Collected data
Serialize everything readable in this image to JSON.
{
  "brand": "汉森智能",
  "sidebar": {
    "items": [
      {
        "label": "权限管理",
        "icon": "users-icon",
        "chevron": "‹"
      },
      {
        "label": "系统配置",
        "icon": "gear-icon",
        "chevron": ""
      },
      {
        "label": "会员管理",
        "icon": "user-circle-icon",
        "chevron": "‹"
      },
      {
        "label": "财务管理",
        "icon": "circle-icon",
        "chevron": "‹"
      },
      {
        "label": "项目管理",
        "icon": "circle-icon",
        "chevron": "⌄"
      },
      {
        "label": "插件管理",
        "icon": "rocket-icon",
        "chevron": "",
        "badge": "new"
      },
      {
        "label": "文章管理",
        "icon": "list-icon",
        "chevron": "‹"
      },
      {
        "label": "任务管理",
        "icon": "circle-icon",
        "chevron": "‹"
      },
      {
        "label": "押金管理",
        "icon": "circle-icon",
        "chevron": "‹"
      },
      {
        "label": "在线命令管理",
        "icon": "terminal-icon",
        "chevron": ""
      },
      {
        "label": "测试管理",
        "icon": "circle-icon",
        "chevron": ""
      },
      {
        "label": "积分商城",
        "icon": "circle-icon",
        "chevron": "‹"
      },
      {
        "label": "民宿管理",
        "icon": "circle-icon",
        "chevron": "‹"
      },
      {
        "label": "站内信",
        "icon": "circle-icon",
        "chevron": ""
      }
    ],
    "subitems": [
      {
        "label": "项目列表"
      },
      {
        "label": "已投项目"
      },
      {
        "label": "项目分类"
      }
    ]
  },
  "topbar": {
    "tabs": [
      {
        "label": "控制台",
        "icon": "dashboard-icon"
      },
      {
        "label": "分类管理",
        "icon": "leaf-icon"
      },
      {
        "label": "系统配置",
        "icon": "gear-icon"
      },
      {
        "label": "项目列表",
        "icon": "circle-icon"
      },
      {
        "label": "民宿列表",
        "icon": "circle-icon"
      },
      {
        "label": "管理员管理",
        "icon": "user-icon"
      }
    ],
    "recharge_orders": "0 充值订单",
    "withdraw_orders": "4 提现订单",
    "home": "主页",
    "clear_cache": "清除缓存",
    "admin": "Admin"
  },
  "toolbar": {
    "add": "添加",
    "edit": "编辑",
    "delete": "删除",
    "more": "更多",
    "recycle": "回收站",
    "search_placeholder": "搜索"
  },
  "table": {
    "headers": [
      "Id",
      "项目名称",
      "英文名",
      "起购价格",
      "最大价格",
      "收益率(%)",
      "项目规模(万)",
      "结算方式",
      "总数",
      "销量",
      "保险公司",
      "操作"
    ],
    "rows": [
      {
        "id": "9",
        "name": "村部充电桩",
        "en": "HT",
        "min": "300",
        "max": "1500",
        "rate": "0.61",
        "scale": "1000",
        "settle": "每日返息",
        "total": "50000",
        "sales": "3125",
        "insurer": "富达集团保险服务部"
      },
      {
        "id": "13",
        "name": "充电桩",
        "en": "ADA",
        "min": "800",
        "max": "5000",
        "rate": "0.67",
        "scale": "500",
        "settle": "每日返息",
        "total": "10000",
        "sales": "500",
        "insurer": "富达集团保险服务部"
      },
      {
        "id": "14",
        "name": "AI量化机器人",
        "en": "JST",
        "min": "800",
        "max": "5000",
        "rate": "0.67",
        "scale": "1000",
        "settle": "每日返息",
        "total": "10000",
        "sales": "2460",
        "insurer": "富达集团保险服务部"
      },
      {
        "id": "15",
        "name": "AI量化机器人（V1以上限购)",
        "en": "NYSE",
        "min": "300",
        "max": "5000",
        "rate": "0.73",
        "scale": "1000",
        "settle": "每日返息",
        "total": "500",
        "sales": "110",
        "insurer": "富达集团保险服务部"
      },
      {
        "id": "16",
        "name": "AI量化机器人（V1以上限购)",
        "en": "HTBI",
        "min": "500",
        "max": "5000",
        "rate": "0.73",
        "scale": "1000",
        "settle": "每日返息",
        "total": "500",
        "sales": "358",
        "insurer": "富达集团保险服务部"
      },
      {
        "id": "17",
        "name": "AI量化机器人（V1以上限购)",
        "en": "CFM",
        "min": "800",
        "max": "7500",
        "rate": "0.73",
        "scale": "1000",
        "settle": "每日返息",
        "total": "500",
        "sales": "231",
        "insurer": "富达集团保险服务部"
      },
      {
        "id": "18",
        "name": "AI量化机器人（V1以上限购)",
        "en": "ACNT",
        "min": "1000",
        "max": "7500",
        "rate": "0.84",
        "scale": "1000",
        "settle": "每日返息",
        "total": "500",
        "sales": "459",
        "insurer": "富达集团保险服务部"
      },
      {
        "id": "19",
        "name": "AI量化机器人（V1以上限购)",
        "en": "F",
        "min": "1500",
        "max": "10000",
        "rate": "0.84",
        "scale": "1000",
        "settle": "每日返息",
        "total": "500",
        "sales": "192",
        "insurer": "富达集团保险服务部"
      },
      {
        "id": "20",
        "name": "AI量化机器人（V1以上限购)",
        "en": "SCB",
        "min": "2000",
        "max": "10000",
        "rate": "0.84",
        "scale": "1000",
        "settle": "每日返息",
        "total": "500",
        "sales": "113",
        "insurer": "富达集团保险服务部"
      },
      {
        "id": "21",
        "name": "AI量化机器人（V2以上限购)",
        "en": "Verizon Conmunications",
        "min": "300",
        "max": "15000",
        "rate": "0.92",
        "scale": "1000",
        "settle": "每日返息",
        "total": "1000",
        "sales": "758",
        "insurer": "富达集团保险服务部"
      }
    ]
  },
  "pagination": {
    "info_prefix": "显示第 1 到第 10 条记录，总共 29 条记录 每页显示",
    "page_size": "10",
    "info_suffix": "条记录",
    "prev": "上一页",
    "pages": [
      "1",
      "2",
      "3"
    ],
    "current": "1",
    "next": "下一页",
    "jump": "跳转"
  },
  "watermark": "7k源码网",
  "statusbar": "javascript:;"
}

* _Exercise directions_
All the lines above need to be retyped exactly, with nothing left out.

* _Exercise response_
Serialize everything readable in this image to JSON.
{
  "brand": "汉森智能",
  "sidebar": {
    "items": [
      {
        "label": "权限管理",
        "icon": "users-icon",
        "chevron": "‹"
      },
      {
        "label": "系统配置",
        "icon": "gear-icon",
        "chevron": ""
      },
      {
        "label": "会员管理",
        "icon": "user-circle-icon",
        "chevron": "‹"
      },
      {
        "label": "财务管理",
        "icon": "circle-icon",
        "chevron": "‹"
      },
      {
        "label": "项目管理",
        "icon": "circle-icon",
        "chevron": "⌄"
      },
      {
        "label": "插件管理",
        "icon": "rocket-icon",
        "chevron": "",
        "badge": "new"
      },
      {
        "label": "文章管理",
        "icon": "list-icon",
        "chevron": "‹"
      },
      {
        "label": "任务管理",
        "icon": "circle-icon",
        "chevron": "‹"
      },
      {
        "label": "押金管理",
        "icon": "circle-icon",
        "chevron": "‹"
      },
      {
        "label": "在线命令管理",
        "icon": "terminal-icon",
        "chevron": ""
      },
      {
        "label": "测试管理",
        "icon": "circle-icon",
        "chevron": ""
      },
      {
        "label": "积分商城",
        "icon": "circle-icon",
        "chevron": "‹"
      },
      {
        "label": "民宿管理",
        "icon": "circle-icon",
        "chevron": "‹"
      },
      {
        "label": "站内信",
        "icon": "circle-icon",
        "chevron": ""
      }
    ],
    "subitems": [
      {
        "label": "项目列表"
      },
      {
        "label": "已投项目"
      },
      {
        "label": "项目分类"
      }
    ]
  },
  "topbar": {
    "tabs": [
      {
        "label": "控制台",
        "icon": "dashboard-icon"
      },
      {
        "label": "分类管理",
        "icon": "leaf-icon"
      },
      {
        "label": "系统配置",
        "icon": "gear-icon"
      },
      {
        "label": "项目列表",
        "icon": "circle-icon"
      },
      {
        "label": "民宿列表",
        "icon": "circle-icon"
      },
      {
        "label": "管理员管理",
        "icon": "user-icon"
      }
    ],
    "recharge_orders": "0 充值订单",
    "withdraw_orders": "4 提现订单",
    "home": "主页",
    "clear_cache": "清除缓存",
    "admin": "Admin"
  },
  "toolbar": {
    "add": "添加",
    "edit": "编辑",
    "delete": "删除",
    "more": "更多",
    "recycle": "回收站",
    "search_placeholder": "搜索"
  },
  "table": {
    "headers": [
      "Id",
      "项目名称",
      "英文名",
      "起购价格",
      "最大价格",
      "收益率(%)",
      "项目规模(万)",
      "结算方式",
      "总数",
      "销量",
      "保险公司",
      "操作"
    ],
    "rows": [
      {
        "id": "9",
        "name": "村部充电桩",
        "en": "HT",
        "min": "300",
        "max": "1500",
        "rate": "0.61",
        "scale": "1000",
        "settle": "每日返息",
        "total": "50000",
        "sales": "3125",
        "insurer": "富达集团保险服务部"
      },
      {
        "id": "13",
        "name": "充电桩",
        "en": "ADA",
        "min": "800",
        "max": "5000",
        "rate": "0.67",
        "scale": "500",
        "settle": "每日返息",
        "total": "10000",
        "sales": "500",
        "insurer": "富达集团保险服务部"
      },
      {
        "id": "14",
        "name": "AI量化机器人",
        "en": "JST",
        "min": "800",
        "max": "5000",
        "rate": "0.67",
        "scale": "1000",
        "settle": "每日返息",
        "total": "10000",
        "sales": "2460",
        "insurer": "富达集团保险服务部"
      },
      {
        "id": "15",
        "name": "AI量化机器人（V1以上限购)",
        "en": "NYSE",
        "min": "300",
        "max": "5000",
        "rate": "0.73",
        "scale": "1000",
        "settle": "每日返息",
        "total": "500",
        "sales": "110",
        "insurer": "富达集团保险服务部"
      },
      {
        "id": "16",
        "name": "AI量化机器人（V1以上限购)",
        "en": "HTBI",
        "min": "500",
        "max": "5000",
        "rate": "0.73",
        "scale": "1000",
        "settle": "每日返息",
        "total": "500",
        "sales": "358",
        "insurer": "富达集团保险服务部"
      },
      {
        "id": "17",
        "name": "AI量化机器人（V1以上限购)",
        "en": "CFM",
        "min": "800",
        "max": "7500",
        "rate": "0.73",
        "scale": "1000",
        "settle": "每日返息",
        "total": "500",
        "sales": "231",
        "insurer": "富达集团保险服务部"
      },
      {
        "id": "18",
        "name": "AI量化机器人（V1以上限购)",
        "en": "ACNT",
        "min": "1000",
        "max": "7500",
        "rate": "0.84",
        "scale": "1000",
        "settle": "每日返息",
        "total": "500",
        "sales": "459",
        "insurer": "富达集团保险服务部"
      },
      {
        "id": "19",
        "name": "AI量化机器人（V1以上限购)",
        "en": "F",
        "min": "1500",
        "max": "10000",
        "rate": "0.84",
        "scale": "1000",
        "settle": "每日返息",
        "total": "500",
        "sales": "192",
        "insurer": "富达集团保险服务部"
      },
      {
        "id": "20",
        "name": "AI量化机器人（V1以上限购)",
        "en": "SCB",
        "min": "2000",
        "max": "10000",
        "rate": "0.84",
        "scale": "1000",
        "settle": "每日返息",
        "total": "500",
        "sales": "113",
        "insurer": "富达集团保险服务部"
      },
      {
        "id": "21",
        "name": "AI量化机器人（V2以上限购)",
        "en": "Verizon Conmunications",
        "min": "300",
        "max": "15000",
        "rate": "0.92",
        "scale": "1000",
        "settle": "每日返息",
        "total": "1000",
        "sales": "758",
        "insurer": "富达集团保险服务部"
      }
    ]
  },
  "pagination": {
    "info_prefix": "显示第 1 到第 10 条记录，总共 29 条记录 每页显示",
    "page_size": "10",
    "info_suffix": "条记录",
    "prev": "上一页",
    "pages": [
      "1",
      "2",
      "3"
    ],
    "current": "1",
    "next": "下一页",
    "jump": "跳转"
  },
  "watermark": "7k源码网",
  "statusbar": "javascript:;"
}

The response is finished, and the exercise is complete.